Mr. Deacon does well with the supernally difficult job of depicting Jesus. The problems must be insurmountable. There are no dramatic conventions available to an actor that are quite adequate to the task, surely. One would have to have achieved perfect charity himself in order to have any idea how Charity Incarnate might have spoken or acted. How do you say, “You have heard it said … but I say unto you,” or “This poor widow hath cast in more than they all”? And how do you arrange your face in the meantime, if you are the actor? When do you glower, if ever, and when do you decide to look foxy, or arch, or pained, or affectionate? Since the original script was not written by a dramatist, surmise plays a big part here. And you (the actor, and the director, and whoever else is in on it) are having to surmise about the most extraordinary character ever to appear on the stage of history. Can it be done at all? Or, more solemnly, ought it to be done? Who can say? After a hundred years of trying to get the gospel onto celluloid, we may all in the end conclude that we may as well have tried to reproduce Chartres in papier-mâché, or Mozart on an ocharina. It can be done, after its fashion, but something has ebbed away in the process.

Article continues below

Which is not to liken Brian Deacon’s performance to papier-mâché or an ocharina. The critic’s task is as elusive as the director’s and the actor’s: how do I know whether it was a good job or not? All of us are uneasy about even the best efforts to portray Jesus; there are simply too many imponderables entailed, not the least of which is whether it should be attempted to begin with. On the whole, Deacon has avoided the traps of sentimentality and eccentricity. He smiles, and even chuckles, and this seems not a bad note to strike. He is very good in the scene with the moneychangers, where he could have been pardoned for giving way to mere bombast and ham, but where he manages to convey the sort of ire and outrage Jesus both felt and wished to teach on that occasion. When we come to the Crucifixion, surely we are all in water altogether over our heads. To have Jesus yell in pain is certainly in the interest of dramatic verisimilitude: but does dramatic verisimilitude turn out to be grotesquely inadequate to the mystery of the Passion? It is not delicacy which objects here, it seems to me, so much as a certain paralytic hesitation in the precincts of mysteries as titanic as this. Outside of the biblical narrative, perhaps only liturgy and music are made of hard enough material to hold the burden.

The film makers are to be commended for avoiding several snares where less-disciplined imaginations might have blundered into all sorts of disconcerting banalities. The “special effects” used at the Annunciation and the Transfiguration, and at the rending of the Temple veil and the Ascension are very good—good because they come close to not existing at all. Extreme understatement has saved the day in all these cases. One blot on an otherwise clean sheet here, though, is the snake they used for the devil in the wilderness. Surely …

Article continues below

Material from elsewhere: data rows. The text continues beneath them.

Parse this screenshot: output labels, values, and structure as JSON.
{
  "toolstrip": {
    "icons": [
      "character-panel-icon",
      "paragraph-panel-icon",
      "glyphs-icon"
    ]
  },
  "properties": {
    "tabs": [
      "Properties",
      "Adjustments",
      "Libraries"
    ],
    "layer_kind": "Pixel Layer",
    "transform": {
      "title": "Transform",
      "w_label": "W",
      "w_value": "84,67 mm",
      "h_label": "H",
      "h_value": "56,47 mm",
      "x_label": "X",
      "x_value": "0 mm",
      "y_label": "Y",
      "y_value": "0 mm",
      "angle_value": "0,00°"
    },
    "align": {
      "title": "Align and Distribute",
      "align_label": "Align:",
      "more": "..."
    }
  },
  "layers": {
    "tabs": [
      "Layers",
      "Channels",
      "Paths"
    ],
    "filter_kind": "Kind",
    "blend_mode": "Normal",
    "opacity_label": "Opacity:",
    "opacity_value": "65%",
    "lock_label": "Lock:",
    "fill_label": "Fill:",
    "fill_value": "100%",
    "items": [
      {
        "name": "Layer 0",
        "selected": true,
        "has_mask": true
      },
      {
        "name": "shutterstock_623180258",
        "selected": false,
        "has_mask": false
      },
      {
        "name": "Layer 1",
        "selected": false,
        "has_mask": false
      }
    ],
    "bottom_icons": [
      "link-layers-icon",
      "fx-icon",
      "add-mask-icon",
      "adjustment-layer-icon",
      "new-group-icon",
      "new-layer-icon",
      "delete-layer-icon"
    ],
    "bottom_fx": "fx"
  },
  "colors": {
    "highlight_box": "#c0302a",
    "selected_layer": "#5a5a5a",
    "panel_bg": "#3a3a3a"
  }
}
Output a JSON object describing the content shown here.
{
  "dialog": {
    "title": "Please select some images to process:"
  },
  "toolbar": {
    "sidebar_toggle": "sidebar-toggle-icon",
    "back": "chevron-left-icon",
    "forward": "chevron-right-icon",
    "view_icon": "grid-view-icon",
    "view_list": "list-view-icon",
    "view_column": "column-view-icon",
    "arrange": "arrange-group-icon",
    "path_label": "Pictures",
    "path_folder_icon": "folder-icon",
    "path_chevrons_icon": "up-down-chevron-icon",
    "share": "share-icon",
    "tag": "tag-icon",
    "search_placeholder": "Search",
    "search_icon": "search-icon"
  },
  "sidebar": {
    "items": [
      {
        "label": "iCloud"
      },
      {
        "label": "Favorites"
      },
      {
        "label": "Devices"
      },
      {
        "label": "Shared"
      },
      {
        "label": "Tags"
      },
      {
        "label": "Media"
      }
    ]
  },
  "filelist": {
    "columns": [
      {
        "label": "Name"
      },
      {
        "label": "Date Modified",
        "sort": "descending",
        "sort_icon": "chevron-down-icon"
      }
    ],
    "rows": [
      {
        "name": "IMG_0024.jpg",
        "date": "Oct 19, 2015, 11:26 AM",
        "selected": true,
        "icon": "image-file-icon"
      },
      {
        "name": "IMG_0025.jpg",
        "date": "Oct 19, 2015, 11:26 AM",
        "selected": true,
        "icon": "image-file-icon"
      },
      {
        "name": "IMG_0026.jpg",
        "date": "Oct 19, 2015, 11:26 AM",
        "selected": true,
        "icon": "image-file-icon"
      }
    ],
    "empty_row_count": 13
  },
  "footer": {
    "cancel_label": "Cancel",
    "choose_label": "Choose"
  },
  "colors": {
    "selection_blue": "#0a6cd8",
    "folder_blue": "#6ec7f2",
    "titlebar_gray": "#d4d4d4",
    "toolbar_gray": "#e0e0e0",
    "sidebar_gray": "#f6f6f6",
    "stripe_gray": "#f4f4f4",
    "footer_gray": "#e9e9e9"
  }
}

The film deserves a great deal of praise, and has done, we may venture to guess, as good a job as anyone has ever done with the attempt. Perhaps when film makers and actors approach the gospel story, their task is like a sculptor’s: all you have to do is take away what you don’t want. The sculptor chips away the excess marble; the director and actors must get rid of melodrama and schmaltz and ham and all the other things that try to cling to the drama. But when you have laid down strictures like this, you realize that nobody but a saint or a sage could do very much with it all. How a commercial enterprise, with the box office pistol held to its head, is to compete with Fra Angelico and Michelangelo and Saint Ignatius Loyola and Rembrandt and Milton in reworking the gospel materials, is a taxing question. We may keep it open, and at the same time give tentative laurels to this film.

Thomas Trumbull Howard is professor of English at Gordon College, Wenham, Massachusetts.

Have something to add about this? See something we missed? Share your feedback here.

Our digital archives are a work in progress. Let us know if corrections need to be made.